Prompt – Count the lines in the records that hold the string "content". Only the number should be given.

Records for this task –
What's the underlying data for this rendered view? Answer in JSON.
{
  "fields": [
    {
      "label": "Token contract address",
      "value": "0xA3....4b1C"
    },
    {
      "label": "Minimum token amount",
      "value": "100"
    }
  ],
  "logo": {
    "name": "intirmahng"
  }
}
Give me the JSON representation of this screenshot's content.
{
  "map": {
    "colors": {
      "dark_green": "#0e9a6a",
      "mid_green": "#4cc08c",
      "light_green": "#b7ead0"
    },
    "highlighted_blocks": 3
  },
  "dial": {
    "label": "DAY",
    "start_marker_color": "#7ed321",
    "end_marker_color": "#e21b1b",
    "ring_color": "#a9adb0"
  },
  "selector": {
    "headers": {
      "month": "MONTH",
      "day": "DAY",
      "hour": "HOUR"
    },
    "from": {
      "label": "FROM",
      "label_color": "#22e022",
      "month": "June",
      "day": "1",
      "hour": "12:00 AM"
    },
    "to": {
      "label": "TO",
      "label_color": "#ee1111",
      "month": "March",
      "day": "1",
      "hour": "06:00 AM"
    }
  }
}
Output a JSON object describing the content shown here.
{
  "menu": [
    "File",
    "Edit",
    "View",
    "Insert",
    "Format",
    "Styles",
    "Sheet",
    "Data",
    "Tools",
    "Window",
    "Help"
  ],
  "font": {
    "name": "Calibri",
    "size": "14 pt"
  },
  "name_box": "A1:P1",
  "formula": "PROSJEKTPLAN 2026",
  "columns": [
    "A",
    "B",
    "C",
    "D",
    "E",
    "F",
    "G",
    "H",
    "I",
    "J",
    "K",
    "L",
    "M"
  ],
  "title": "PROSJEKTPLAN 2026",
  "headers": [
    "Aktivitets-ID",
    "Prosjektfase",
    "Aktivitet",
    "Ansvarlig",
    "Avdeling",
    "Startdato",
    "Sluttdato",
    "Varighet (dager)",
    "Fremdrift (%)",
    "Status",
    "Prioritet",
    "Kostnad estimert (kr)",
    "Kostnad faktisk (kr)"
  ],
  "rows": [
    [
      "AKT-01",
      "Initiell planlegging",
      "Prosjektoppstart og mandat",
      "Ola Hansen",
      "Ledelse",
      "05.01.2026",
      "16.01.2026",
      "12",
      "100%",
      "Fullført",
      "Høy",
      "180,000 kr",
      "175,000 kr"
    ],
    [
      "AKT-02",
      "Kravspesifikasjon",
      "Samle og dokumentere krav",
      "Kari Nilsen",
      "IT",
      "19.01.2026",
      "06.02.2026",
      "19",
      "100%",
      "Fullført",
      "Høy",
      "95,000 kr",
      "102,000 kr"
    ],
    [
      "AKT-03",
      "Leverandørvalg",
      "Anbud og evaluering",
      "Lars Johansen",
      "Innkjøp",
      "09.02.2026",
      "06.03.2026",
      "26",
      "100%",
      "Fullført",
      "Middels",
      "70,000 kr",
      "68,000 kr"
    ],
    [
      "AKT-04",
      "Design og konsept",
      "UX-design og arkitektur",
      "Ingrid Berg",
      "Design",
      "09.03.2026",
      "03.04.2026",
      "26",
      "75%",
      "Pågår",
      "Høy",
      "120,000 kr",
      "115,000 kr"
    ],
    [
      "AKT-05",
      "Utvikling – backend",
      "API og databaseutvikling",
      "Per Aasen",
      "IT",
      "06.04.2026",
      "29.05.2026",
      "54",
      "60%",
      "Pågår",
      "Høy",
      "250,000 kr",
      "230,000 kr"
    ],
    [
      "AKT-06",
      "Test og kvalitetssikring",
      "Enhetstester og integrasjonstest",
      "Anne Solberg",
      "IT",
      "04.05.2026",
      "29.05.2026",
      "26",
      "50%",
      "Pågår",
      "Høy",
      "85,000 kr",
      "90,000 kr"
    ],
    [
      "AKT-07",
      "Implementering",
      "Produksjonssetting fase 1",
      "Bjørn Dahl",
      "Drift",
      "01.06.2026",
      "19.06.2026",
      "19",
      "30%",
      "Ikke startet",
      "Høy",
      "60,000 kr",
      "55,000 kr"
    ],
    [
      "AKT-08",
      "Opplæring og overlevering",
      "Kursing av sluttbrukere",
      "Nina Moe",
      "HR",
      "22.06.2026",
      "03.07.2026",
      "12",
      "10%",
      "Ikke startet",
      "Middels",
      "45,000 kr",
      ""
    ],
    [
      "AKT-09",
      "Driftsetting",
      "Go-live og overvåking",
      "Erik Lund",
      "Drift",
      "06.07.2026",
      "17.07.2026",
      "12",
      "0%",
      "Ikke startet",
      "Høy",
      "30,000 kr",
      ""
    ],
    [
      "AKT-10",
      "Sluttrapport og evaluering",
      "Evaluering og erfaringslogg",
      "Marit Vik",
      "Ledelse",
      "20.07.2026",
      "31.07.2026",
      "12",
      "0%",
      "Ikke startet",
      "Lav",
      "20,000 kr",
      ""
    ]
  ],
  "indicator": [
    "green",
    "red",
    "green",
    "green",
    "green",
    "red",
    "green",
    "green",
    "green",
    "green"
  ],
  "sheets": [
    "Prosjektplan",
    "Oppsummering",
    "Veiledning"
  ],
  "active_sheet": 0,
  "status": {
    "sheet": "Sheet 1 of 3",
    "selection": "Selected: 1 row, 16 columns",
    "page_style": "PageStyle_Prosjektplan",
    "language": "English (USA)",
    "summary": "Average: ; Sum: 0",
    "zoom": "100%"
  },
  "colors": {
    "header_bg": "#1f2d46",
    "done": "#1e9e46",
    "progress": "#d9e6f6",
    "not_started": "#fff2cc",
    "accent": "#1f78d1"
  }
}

Solved exercise – 2